Q: My husband has night sweats with a cheesy smell. It's been going on for almost two months. He says he feels fine. He doesn't seem worried, but I am. Should he see his doctor?
A: Since your husband otherwise feels well, it's likely nothing serious. But he should still make an appointment with his doctor.
The cheesy smell also is not unusual. Some Swiss researchers actually studied the smell of sweat in men and women. Sweaty men tended to smell like cheese, while sweaty women smelled like onions or grapefruit.
When a patient comes to me with new night sweats, I start by asking about the temperature of the bedroom and the number and type of blankets. Assuming that he is not getting overheated because of a warm room or bedding, I would make sure your husband is not having fevers during the day. I also would want to confirm that he has a good appetite and his weight is stable.
If he hasn't already been periodically checking his temperature with a thermometer, he should do that several times per day over a few days. If he is not experiencing fever or weight loss, then the reason for the night sweats is unlikely to be something like an infection, an inflammatory disorder, or cancer.
Other important but less serious possibilities I consider include:
--Sleep apnea, especially if he snores, is sleepy during the day, or both
--A side effect of a medication.
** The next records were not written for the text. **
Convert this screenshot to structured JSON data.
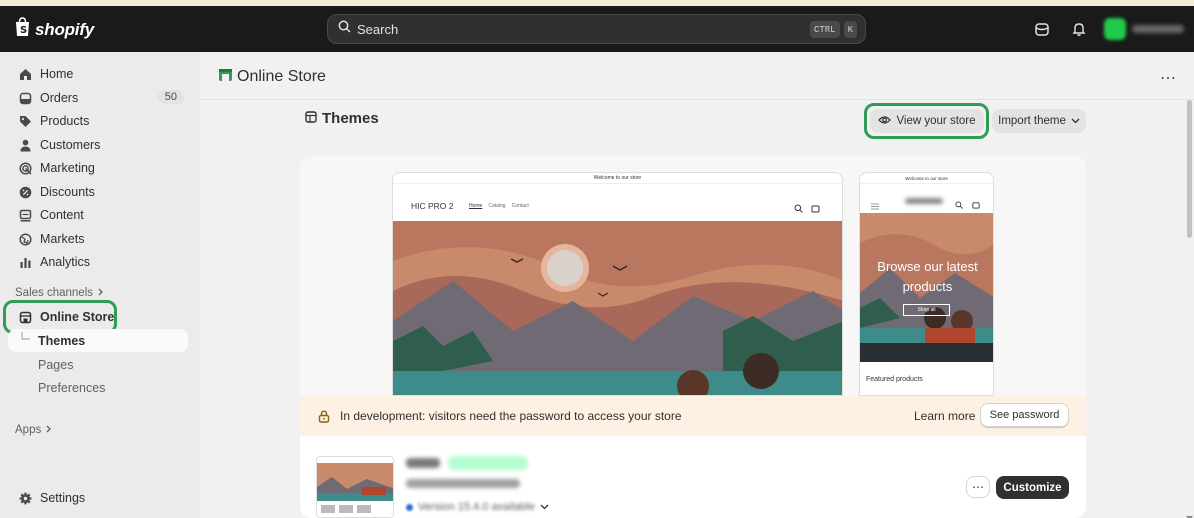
{
  "topbar": {
    "brand": "shopify",
    "search_placeholder": "Search",
    "shortcut_keys": [
      "CTRL",
      "K"
    ],
    "icons": [
      "store-icon",
      "bell-icon"
    ]
  },
  "sidebar": {
    "items": [
      {
        "label": "Home",
        "icon": "home-icon"
      },
      {
        "label": "Orders",
        "icon": "orders-icon",
        "badge": "50"
      },
      {
        "label": "Products",
        "icon": "tag-icon"
      },
      {
        "label": "Customers",
        "icon": "person-icon"
      },
      {
        "label": "Marketing",
        "icon": "target-icon"
      },
      {
        "label": "Discounts",
        "icon": "discount-icon"
      },
      {
        "label": "Content",
        "icon": "content-icon"
      },
      {
        "label": "Markets",
        "icon": "globe-icon"
      },
      {
        "label": "Analytics",
        "icon": "bar-chart-icon"
      }
    ],
    "sales_channels_label": "Sales channels",
    "online_store_label": "Online Store",
    "sub_items": [
      "Themes",
      "Pages",
      "Preferences"
    ],
    "apps_label": "Apps",
    "settings_label": "Settings"
  },
  "header": {
    "title": "Online Store",
    "more": "⋯"
  },
  "themes": {
    "title": "Themes",
    "view_store_label": "View your store",
    "import_theme_label": "Import theme"
  },
  "preview": {
    "welcome": "Welcome to our store",
    "store_name": "HIC PRO 2",
    "nav": [
      "Home",
      "Catalog",
      "Contact"
    ],
    "mobile_hero": "Browse our latest products",
    "mobile_hero_button": "Shop all",
    "featured": "Featured products"
  },
  "banner": {
    "message": "In development: visitors need the password to access your store",
    "learn_more": "Learn more",
    "see_password": "See password"
  },
  "theme_row": {
    "version": "Version 15.4.0 available",
    "customize_label": "Customize",
    "more_label": "⋯"
  },
  "colors": {
    "topbar": "#1a1a1a",
    "highlight": "#2e9d57",
    "primary_button": "#303030",
    "banner": "#fdf1e4"
  }
}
He should review any medications, herbs, or supplements he takes with a pharmacist
--Low blood sugar (though this is not likely unless he has diabetes)
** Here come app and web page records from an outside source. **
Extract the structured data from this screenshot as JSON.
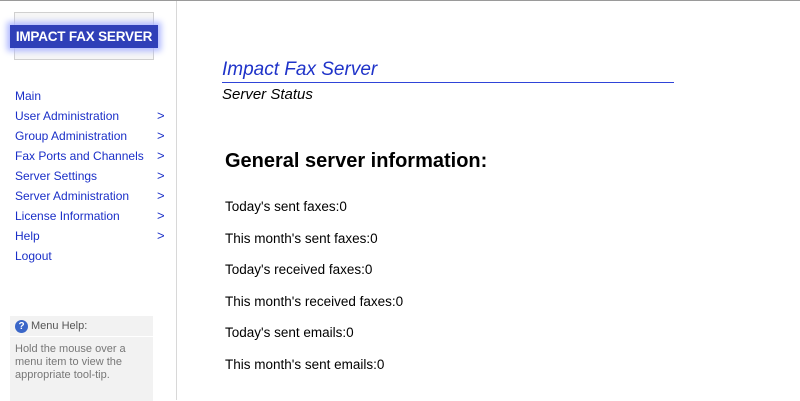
{
  "logo": {
    "text": "IMPACT FAX SERVER"
  },
  "sidebar": {
    "items": [
      {
        "label": "Main",
        "chevron": ""
      },
      {
        "label": "User Administration",
        "chevron": ">"
      },
      {
        "label": "Group Administration",
        "chevron": ">"
      },
      {
        "label": "Fax Ports and Channels",
        "chevron": ">"
      },
      {
        "label": "Server Settings",
        "chevron": ">"
      },
      {
        "label": "Server Administration",
        "chevron": ">"
      },
      {
        "label": "License Information",
        "chevron": ">"
      },
      {
        "label": "Help",
        "chevron": ">"
      },
      {
        "label": "Logout",
        "chevron": ""
      }
    ],
    "help": {
      "title": "Menu Help:",
      "body": "Hold the mouse over a menu item to view the appropriate tool-tip."
    }
  },
  "main": {
    "app_title": "Impact Fax Server",
    "subtitle": "Server Status",
    "section_title": "General server information:",
    "stats": [
      "Today's sent faxes:0",
      "This month's sent faxes:0",
      "Today's received faxes:0",
      "This month's received faxes:0",
      "Today's sent emails:0",
      "This month's sent emails:0"
    ]
  },
  "colors": {
    "link": "#1a2fc8",
    "title": "#1f33c9",
    "logo_bg": "#2f3fb8"
  }
}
--An overactive thyroid (hyperthyroidism). Usually there would be additional symptoms, such as weight loss despite a good appetite, rapid heartbeat, sweating during the day, and feeling jittery
--Other hormonal disorders
While waiting to see his doctor, here are some things he can try to decrease the sweats:
--Keep the bedroom cool and open a window
--Avoid spicy food, especially at night
--Avoid alcohol for a while
Quite often, no specific cause for night sweats is discovered. In these cases, the sweats usually go away on their own.
(Howard LeWine, M.D., is an internist at Brigham and Women's Hospital in Boston and assistant professor at Harvard Medical School. For additional consumer health information, please visit www.health.harvard.edu.)